Her mouth opened and closed several times, before she stammered out a few words. "[You…me…you…]" she said a word he didn't recognize, and with some frustration figured that he was dealing with yet another dialect and degeneration of their tongue. It was a corruption from even what the Aen Seidhe spoke, which was most unfortunate.

It was sad to understand just how little had been retained after they had departed the Aen Elle. Nonetheless, he had to manage, and try to translate as best he could.

"[I…]" she paused, struggling to find the words; likely still trying to grasp her psionics in this new Sphere. "[You are Evanuris?]"

He shook his head, not recognizing the word. "[I understand not what you mean.]"

"[I…]" she paused, scowling. "[Am I dead?]"

Perhaps not surprising that was what she jumped to – though it implied that these Aen Seidhe had some understanding of religion, which was a surprising development. He shook his head again, softening his voice. "[No… you were found. Recovered.]" He indicated the place around him. "[You are safe here.]"

He wasn't entirely sure how much of that she understood – but it was a start, and she was calmer now. "[What is your name?]" He finally asked her.

She hesitated for a moment, long enough that he wondered if she understood the question. "[Velanna.]"

"[Velanna,]" he repeated the name once. "[I'm glad to meet you. Let me find you some better accommodations – I think we have a lot to discuss.]"

She nodded again, lowering her hands which had been raised, and answering, which he was able to mostly make out. "[As you command, Evanuris. I…prepared to serve.]"

To be continued in Chapter 78

Daggers to the Hearts

A/N: Took a while for this one to get done, but I guess you can imagine why judging from the length. Is this going to be the new standard? I'd say no, but who knows. There's a lot of stuff that needs to be covered on a per-chapter basis now, and to do it in the detail I want from it. Hopefully all of the effort and detail comes though, and you found it an interesting and enjoyable read.

A special thanks to Areleh for writing the Pantheon scenes, and Cran for giving feedback on Dawn's parts (Go read New Blood if you want Dawn's perspective on the mission, that chapter should be out or soon after this one), and as usual the Editing and Finalization Teams. It's very appreciated.

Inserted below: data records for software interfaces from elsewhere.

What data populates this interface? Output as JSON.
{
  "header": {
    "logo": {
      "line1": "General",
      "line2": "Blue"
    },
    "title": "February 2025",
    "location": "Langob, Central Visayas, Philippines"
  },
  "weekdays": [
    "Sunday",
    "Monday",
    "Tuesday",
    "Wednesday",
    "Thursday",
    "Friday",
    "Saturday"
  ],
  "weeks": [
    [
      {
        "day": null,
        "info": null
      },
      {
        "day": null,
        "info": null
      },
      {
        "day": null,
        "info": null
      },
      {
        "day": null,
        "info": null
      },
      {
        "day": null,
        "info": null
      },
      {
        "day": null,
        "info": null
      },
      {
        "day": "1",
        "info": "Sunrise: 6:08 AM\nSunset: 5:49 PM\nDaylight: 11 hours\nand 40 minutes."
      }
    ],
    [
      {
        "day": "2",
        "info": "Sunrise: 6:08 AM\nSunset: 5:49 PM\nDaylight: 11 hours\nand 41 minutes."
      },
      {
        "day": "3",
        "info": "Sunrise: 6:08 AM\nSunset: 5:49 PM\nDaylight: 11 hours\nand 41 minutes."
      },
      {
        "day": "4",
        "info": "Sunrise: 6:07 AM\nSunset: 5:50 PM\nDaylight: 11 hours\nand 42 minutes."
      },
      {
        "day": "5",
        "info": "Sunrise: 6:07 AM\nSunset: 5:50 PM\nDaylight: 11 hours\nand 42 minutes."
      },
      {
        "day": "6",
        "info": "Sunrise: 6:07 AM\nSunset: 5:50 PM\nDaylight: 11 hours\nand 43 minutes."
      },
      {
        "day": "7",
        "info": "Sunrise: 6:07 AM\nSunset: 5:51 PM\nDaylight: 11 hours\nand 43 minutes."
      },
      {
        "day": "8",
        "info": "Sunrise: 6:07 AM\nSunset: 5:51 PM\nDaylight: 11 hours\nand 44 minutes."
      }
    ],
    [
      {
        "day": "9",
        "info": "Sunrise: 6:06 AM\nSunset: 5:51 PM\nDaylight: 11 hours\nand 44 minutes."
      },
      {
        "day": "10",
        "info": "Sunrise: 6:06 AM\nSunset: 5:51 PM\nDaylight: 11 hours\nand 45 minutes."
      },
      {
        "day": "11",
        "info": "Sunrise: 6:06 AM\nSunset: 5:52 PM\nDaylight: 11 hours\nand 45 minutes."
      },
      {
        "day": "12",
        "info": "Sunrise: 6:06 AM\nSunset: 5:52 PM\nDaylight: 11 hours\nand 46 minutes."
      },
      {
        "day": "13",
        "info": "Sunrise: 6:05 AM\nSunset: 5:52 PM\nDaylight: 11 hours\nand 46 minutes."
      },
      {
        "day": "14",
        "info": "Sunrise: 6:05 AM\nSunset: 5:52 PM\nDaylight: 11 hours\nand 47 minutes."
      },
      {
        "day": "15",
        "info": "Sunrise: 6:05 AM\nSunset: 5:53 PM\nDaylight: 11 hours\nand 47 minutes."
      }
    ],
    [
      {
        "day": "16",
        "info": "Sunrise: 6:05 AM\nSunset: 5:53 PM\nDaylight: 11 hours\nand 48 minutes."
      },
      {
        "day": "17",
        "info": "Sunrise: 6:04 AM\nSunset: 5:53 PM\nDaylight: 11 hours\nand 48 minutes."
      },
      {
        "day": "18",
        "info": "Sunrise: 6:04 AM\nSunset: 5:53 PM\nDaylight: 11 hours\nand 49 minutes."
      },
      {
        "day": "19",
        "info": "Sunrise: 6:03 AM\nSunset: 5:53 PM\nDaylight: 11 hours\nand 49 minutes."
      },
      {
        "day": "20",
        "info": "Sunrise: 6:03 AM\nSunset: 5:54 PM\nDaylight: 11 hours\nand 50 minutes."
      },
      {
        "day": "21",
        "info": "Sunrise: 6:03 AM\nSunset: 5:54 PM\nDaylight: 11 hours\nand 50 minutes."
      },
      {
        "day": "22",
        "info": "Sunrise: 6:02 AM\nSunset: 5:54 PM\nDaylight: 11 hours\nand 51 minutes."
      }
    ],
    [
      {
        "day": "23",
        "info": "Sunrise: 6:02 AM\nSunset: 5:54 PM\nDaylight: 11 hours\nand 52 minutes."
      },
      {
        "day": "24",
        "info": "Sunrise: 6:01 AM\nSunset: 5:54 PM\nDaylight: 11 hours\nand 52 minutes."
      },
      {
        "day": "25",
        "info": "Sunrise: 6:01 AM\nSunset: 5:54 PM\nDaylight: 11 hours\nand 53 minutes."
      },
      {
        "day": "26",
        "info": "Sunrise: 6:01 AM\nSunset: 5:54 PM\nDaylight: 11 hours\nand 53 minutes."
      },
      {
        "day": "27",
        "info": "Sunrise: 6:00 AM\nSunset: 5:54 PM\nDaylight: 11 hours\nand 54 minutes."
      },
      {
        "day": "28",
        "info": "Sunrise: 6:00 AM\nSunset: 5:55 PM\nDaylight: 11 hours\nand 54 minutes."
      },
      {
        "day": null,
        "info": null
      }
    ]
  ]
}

Since chapters are more infrequent now, I will again say that if you want to read more things I write or assist in between chapters (and XCOM Files), please go and read TITANOMACH, my Destiny series, LogicalPremises' Of Sheep and Battle Chicken supplementary stuff (which I edit and contribute to), and Sloth4's Shadow of the Phoenix series (which I do the same to).

Thank you all for reading as always.

And concerning the ending, yes, it is exactly what you think it is, and I'm very happy to start getting into it. If you know, you know. Until the next chapter!

- Xabiar